Goal of the exercise: Look through the data below and show every line that includes "meta".

Data:
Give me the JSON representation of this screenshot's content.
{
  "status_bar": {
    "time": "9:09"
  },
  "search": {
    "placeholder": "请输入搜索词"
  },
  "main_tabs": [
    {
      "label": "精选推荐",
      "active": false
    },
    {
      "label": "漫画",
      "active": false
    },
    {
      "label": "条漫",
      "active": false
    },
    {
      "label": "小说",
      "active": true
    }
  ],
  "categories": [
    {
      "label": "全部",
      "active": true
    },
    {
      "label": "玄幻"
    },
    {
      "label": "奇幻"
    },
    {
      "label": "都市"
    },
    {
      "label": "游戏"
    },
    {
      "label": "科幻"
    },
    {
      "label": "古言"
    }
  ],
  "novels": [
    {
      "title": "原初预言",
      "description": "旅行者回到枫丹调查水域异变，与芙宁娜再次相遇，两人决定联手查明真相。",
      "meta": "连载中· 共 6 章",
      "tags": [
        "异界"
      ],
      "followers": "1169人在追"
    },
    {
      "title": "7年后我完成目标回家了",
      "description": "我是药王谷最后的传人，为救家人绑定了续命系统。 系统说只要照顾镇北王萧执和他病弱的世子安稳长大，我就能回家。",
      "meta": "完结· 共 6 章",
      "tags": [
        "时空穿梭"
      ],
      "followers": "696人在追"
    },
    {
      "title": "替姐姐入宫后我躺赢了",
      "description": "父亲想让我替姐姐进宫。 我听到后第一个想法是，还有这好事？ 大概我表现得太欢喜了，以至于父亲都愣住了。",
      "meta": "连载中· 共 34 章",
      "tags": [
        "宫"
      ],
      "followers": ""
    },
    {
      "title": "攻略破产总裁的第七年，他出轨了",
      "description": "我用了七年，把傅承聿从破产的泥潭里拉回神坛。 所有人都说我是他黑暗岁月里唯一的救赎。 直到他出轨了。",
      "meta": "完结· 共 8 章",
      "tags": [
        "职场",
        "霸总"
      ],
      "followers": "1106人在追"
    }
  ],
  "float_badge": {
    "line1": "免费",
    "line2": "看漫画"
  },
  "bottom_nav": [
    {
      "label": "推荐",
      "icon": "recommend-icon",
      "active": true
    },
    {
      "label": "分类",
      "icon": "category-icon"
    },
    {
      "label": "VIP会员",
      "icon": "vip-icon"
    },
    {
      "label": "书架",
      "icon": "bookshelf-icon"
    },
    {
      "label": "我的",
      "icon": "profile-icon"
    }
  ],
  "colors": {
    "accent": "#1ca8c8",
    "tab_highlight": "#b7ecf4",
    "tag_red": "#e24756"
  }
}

Reply to the task:
      "meta": "连载中· 共 6 章",
      "meta": "完结· 共 6 章",
      "meta": "连载中· 共 34 章",
      "meta": "完结· 共 8 章",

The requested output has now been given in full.